La Regina, M. C., Culbreth, V. O., Higashikubo, R., Roti, J. L. Roti, Spitz, D. R.
Laboratory animals 2000 v.34 no.3 pp. 265-271
rats, sarcoma, laboratory equipment, brain, weight, laboratory techniques, animal experimentation
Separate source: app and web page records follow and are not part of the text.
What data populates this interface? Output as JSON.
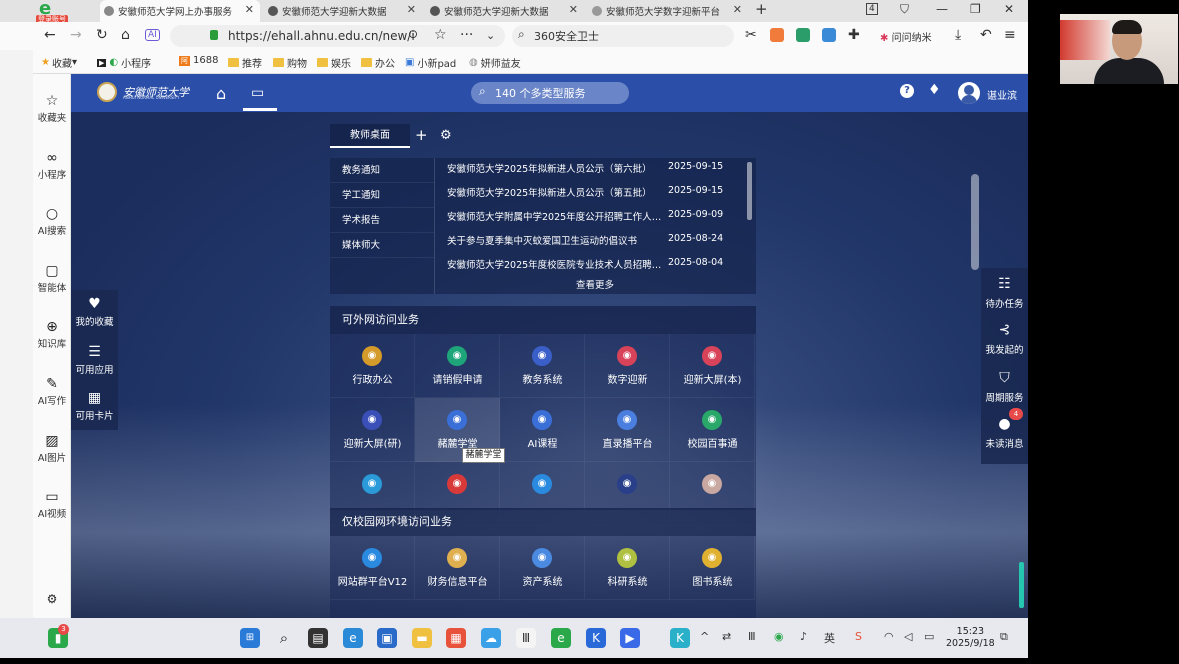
{
  "browser": {
    "badge": "登录账号",
    "tabs": [
      {
        "title": "安徽师范大学网上办事服务"
      },
      {
        "title": "安徽师范大学迎新大数据"
      },
      {
        "title": "安徽师范大学迎新大数据"
      },
      {
        "title": "安徽师范大学数字迎新平台"
      }
    ],
    "new_tab": "+",
    "tab_counter": "4",
    "url": "https://ehall.ahnu.edu.cn/new/i",
    "search_placeholder": "360安全卫士",
    "ext_label": "问问纳米",
    "window_controls": [
      "—",
      "❐",
      "✕"
    ]
  },
  "bookmarks": [
    {
      "label": "收藏"
    },
    {
      "label": "小程序"
    },
    {
      "label": "1688"
    },
    {
      "label": "推荐"
    },
    {
      "label": "购物"
    },
    {
      "label": "娱乐"
    },
    {
      "label": "办公"
    },
    {
      "label": "小新pad"
    },
    {
      "label": "妍师益友"
    }
  ],
  "browser_sidebar": [
    {
      "label": "收藏夹",
      "icon": "star-icon"
    },
    {
      "label": "小程序",
      "icon": "link-icon"
    },
    {
      "label": "AI搜索",
      "icon": "search-icon"
    },
    {
      "label": "智能体",
      "icon": "bot-icon"
    },
    {
      "label": "知识库",
      "icon": "plus-circle-icon"
    },
    {
      "label": "AI写作",
      "icon": "pen-icon"
    },
    {
      "label": "AI图片",
      "icon": "image-icon"
    },
    {
      "label": "AI视频",
      "icon": "video-icon"
    }
  ],
  "site": {
    "logo_name": "安徽师范大学",
    "logo_sub": "ANHUI NORMAL UNIVERSITY",
    "search_label": "140 个多类型服务",
    "user_name": "谌业滨"
  },
  "left_float": [
    {
      "label": "我的收藏"
    },
    {
      "label": "可用应用"
    },
    {
      "label": "可用卡片"
    }
  ],
  "right_float": [
    {
      "label": "待办任务"
    },
    {
      "label": "我发起的"
    },
    {
      "label": "周期服务"
    },
    {
      "label": "未读消息"
    }
  ],
  "unread_count": "4",
  "desk_tab": "教师桌面",
  "notice": {
    "categories": [
      "教务通知",
      "学工通知",
      "学术报告",
      "媒体师大"
    ],
    "items": [
      {
        "title": "安徽师范大学2025年拟新进人员公示（第六批）",
        "date": "2025-09-15"
      },
      {
        "title": "安徽师范大学2025年拟新进人员公示（第五批）",
        "date": "2025-09-15"
      },
      {
        "title": "安徽师范大学附属中学2025年度公开招聘工作人员...",
        "date": "2025-09-09"
      },
      {
        "title": "关于参与夏季集中灭蚊爱国卫生运动的倡议书",
        "date": "2025-08-24"
      },
      {
        "title": "安徽师范大学2025年度校医院专业技术人员招聘公...",
        "date": "2025-08-04"
      }
    ],
    "more": "查看更多"
  },
  "sections": [
    {
      "title": "可外网访问业务",
      "items": [
        {
          "label": "行政办公",
          "color": "#d49a2a"
        },
        {
          "label": "请销假申请",
          "color": "#1fa57a"
        },
        {
          "label": "教务系统",
          "color": "#3a5fc8"
        },
        {
          "label": "数字迎新",
          "color": "#d8435a"
        },
        {
          "label": "迎新大屏(本)",
          "color": "#d8435a"
        },
        {
          "label": "迎新大屏(研)",
          "color": "#3a4fb8"
        },
        {
          "label": "赭麓学堂",
          "color": "#3a6fd8"
        },
        {
          "label": "AI课程",
          "color": "#3a6fd8"
        },
        {
          "label": "直录播平台",
          "color": "#4a7fe0"
        },
        {
          "label": "校园百事通",
          "color": "#2aa86a"
        },
        {
          "label": "",
          "color": "#2a9ad8"
        },
        {
          "label": "",
          "color": "#d83a3a"
        },
        {
          "label": "",
          "color": "#2a8ae0"
        },
        {
          "label": "",
          "color": "#2a3f8a"
        },
        {
          "label": "",
          "color": "#c8a8a0"
        }
      ]
    },
    {
      "title": "仅校园网环境访问业务",
      "items": [
        {
          "label": "网站群平台V12",
          "color": "#2a8ae0"
        },
        {
          "label": "财务信息平台",
          "color": "#e0b050"
        },
        {
          "label": "资产系统",
          "color": "#4a8ae0"
        },
        {
          "label": "科研系统",
          "color": "#b0c040"
        },
        {
          "label": "图书系统",
          "color": "#e0b030"
        }
      ]
    }
  ],
  "tooltip": "赭麓学堂",
  "taskbar": {
    "badge": "3",
    "time": "15:23",
    "date": "2025/9/18"
  }
}
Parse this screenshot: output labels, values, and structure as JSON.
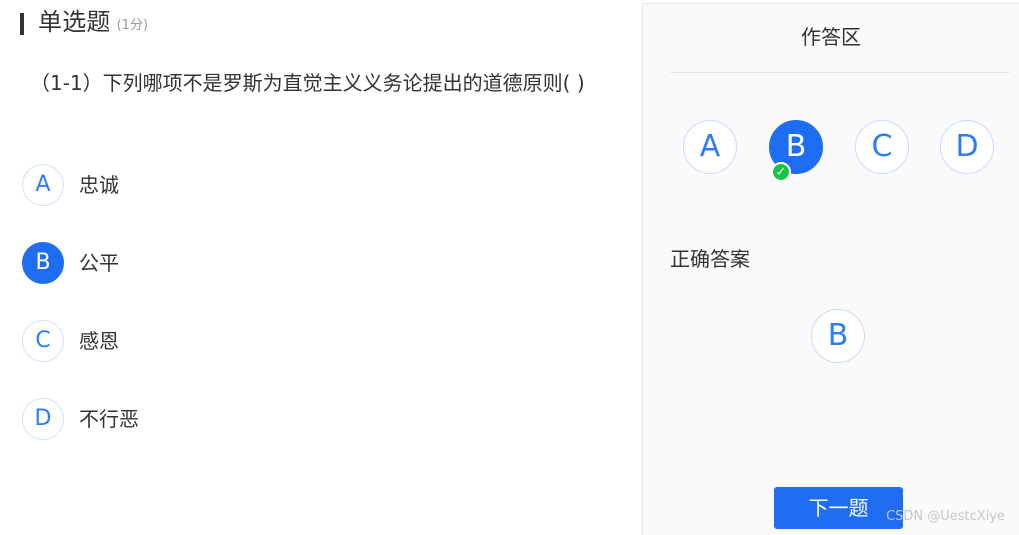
{
  "section": {
    "title": "单选题",
    "score": "(1分)"
  },
  "question": {
    "text": "（1-1）下列哪项不是罗斯为直觉主义义务论提出的道德原则(    )"
  },
  "options": [
    {
      "letter": "A",
      "text": "忠诚",
      "selected": false
    },
    {
      "letter": "B",
      "text": "公平",
      "selected": true
    },
    {
      "letter": "C",
      "text": "感恩",
      "selected": false
    },
    {
      "letter": "D",
      "text": "不行恶",
      "selected": false
    }
  ],
  "answer_panel": {
    "title": "作答区",
    "choices": [
      {
        "letter": "A",
        "selected": false
      },
      {
        "letter": "B",
        "selected": true
      },
      {
        "letter": "C",
        "selected": false
      },
      {
        "letter": "D",
        "selected": false
      }
    ],
    "correct_label": "正确答案",
    "correct_answer": "B",
    "next_button_label": "下一题",
    "selected_status_icon": "check-icon"
  },
  "watermark": {
    "text": "CSDN @UestcXiye"
  },
  "colors": {
    "primary": "#1f6df2",
    "option_text": "#2f7df6",
    "success": "#18c34a",
    "border": "#cfe0ff",
    "panel_bg": "#fafafb"
  }
}
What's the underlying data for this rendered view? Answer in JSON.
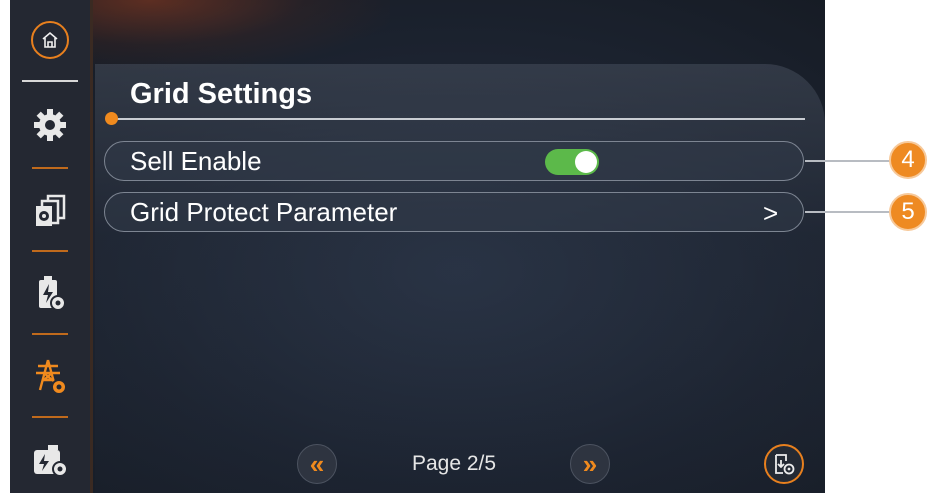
{
  "sidebar": {
    "items": [
      {
        "icon": "home-icon"
      },
      {
        "icon": "gear-icon"
      },
      {
        "icon": "multi-settings-icon"
      },
      {
        "icon": "battery-settings-icon"
      },
      {
        "icon": "grid-tower-settings-icon",
        "active": true
      },
      {
        "icon": "generator-settings-icon"
      }
    ]
  },
  "main": {
    "title": "Grid Settings",
    "rows": [
      {
        "label": "Sell Enable",
        "toggle_on": true
      },
      {
        "label": "Grid Protect Parameter",
        "chevron": ">"
      }
    ]
  },
  "callouts": [
    "4",
    "5"
  ],
  "pager": {
    "prev": "«",
    "next": "»",
    "page_text": "Page 2/5"
  },
  "colors": {
    "accent": "#f08a1e",
    "toggle_on": "#5cb94a",
    "callout": "#ee8a22"
  }
}
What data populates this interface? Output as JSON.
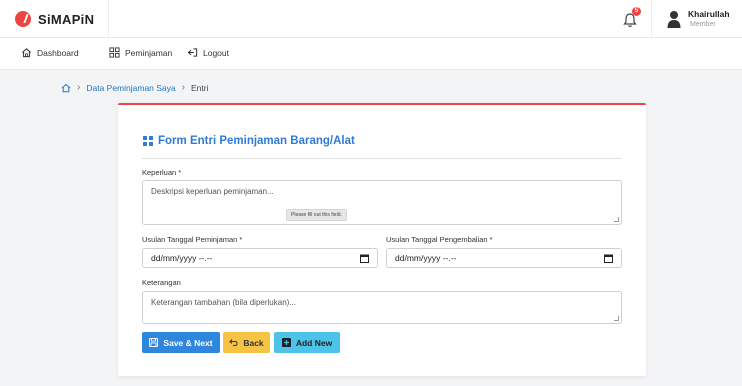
{
  "app": {
    "name": "SiMAPiN",
    "notification_count": "5"
  },
  "user": {
    "name": "Khairullah",
    "role": "Member"
  },
  "nav": {
    "dashboard": "Dashboard",
    "peminjaman": "Peminjaman",
    "logout": "Logout"
  },
  "breadcrumb": {
    "section": "Data Peminjaman Saya",
    "current": "Entri"
  },
  "form": {
    "title": "Form Entri Peminjaman Barang/Alat",
    "keperluan_label": "Keperluan *",
    "keperluan_placeholder": "Deskripsi keperluan peminjaman...",
    "validation_tooltip": "Please fill out this field.",
    "tanggal_pinjam_label": "Usulan Tanggal Peminjaman *",
    "tanggal_pinjam_value": "dd/mm/yyyy --.--",
    "tanggal_kembali_label": "Usulan Tanggal Pengembalian *",
    "tanggal_kembali_value": "dd/mm/yyyy --.--",
    "keterangan_label": "Keterangan",
    "keterangan_placeholder": "Keterangan tambahan (bila diperlukan)..."
  },
  "buttons": {
    "save_next": "Save & Next",
    "back": "Back",
    "add_new": "Add New"
  },
  "colors": {
    "brand": "#ef4444",
    "primary": "#2f86dd",
    "warning": "#f7c345",
    "info": "#4dc3ea",
    "title": "#2f7bd3"
  }
}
The rat 9L gliosarcoma brain tumour model has been widely used in brain cancer studies. Intracerebral implantation of the cells in the parietal lobe of the brain has been performed using the stereotactic or freehand inoculation methods. For large numbers of rats, we wished to develop a method more accurate and precise than the freehand method, but less labour intensive than the stereotactic method. A template implantation technique was developed and compared quantitatively with the stereotactic method. Rats were inoculated with either the template or stereotactic method at doses of 1000, 5000, 10 000, 20 000 or 40 000 cells. Results of this comparison showed that the template method is precise and accurate for tumour placement within the brain cortex, and decreases labour requirements. Mean survival rates between groups were not significantly different at doses of 5000, 20 000 or 40 000 cells inoculated. Significance was seen at the low dose of 1000 cells (P < 0.001). This was attributable to an absence of tumour growth in five of six stereotactic rats in this group. Significance was also seen at the 10 000 dose level (P < 0.05) with the stereotactic rats again surviving longer than the template rats. However, in this case all the stereotactic rats had tumour growth. Brain weights did not differ significantly between groups, except at the 1000 dose level where no growth of tumour occurred in five of the six stereotactic animals. Body weight gain within one week following surgery did not differ significantly between any of the groups at α = 0.05. Studies on rat cadavers showed no statistical difference in placement measurements between the stereotactic and template methods. These results indicate that the template method for intra cerebrally implanting tumour cells in rats provides a precise, accurate and rapid procedure that maximizes reproducibility with a significant reduction in labour requirements, when compared with the conventional stereotactic methodology.